Raw data Start Marker
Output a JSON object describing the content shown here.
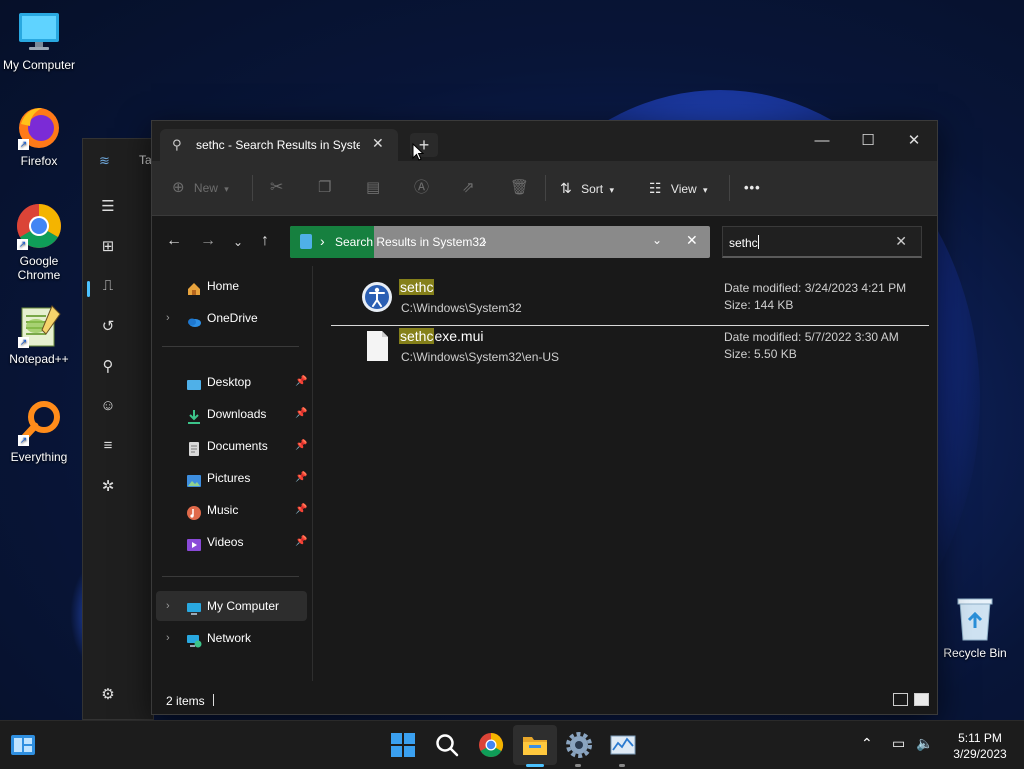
{
  "desktop": {
    "icons": [
      {
        "label": "My Computer"
      },
      {
        "label": "Firefox"
      },
      {
        "label": "Google Chrome"
      },
      {
        "label": "Notepad++"
      },
      {
        "label": "Everything"
      },
      {
        "label": "Recycle Bin"
      }
    ],
    "background_window": {
      "title_fragment": "Ta"
    }
  },
  "explorer": {
    "tab_title": "sethc - Search Results in Syste",
    "new_tab_symbol": "+",
    "window_buttons": {
      "minimize": "—",
      "maximize": "☐",
      "close": "✕"
    },
    "toolbar": {
      "new_label": "New",
      "sort_label": "Sort",
      "view_label": "View",
      "more_label": "•••"
    },
    "address": {
      "path_label": "Search Results in System32",
      "progress_percent": 20
    },
    "search": {
      "value": "sethc"
    },
    "sidebar": {
      "top": [
        {
          "label": "Home"
        },
        {
          "label": "OneDrive"
        }
      ],
      "quick": [
        {
          "label": "Desktop"
        },
        {
          "label": "Downloads"
        },
        {
          "label": "Documents"
        },
        {
          "label": "Pictures"
        },
        {
          "label": "Music"
        },
        {
          "label": "Videos"
        }
      ],
      "bottom": [
        {
          "label": "My Computer"
        },
        {
          "label": "Network"
        }
      ]
    },
    "results": [
      {
        "name_highlight": "sethc",
        "name_rest": "",
        "path": "C:\\Windows\\System32",
        "date_modified": "Date modified: 3/24/2023 4:21 PM",
        "size": "Size: 144 KB"
      },
      {
        "name_highlight": "sethc",
        "name_rest": "exe.mui",
        "path": "C:\\Windows\\System32\\en-US",
        "date_modified": "Date modified: 5/7/2022 3:30 AM",
        "size": "Size: 5.50 KB"
      }
    ],
    "status": {
      "item_count": "2 items"
    }
  },
  "taskbar": {
    "clock": {
      "time": "5:11 PM",
      "date": "3/29/2023"
    }
  },
  "colors": {
    "accent_green": "#16803f",
    "highlight": "#85801a",
    "taskbar_accent": "#4cc2ff"
  }
}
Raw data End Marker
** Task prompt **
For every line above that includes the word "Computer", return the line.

** Solution for this problem **
        "label": "My Computer"
          "label": "My Computer"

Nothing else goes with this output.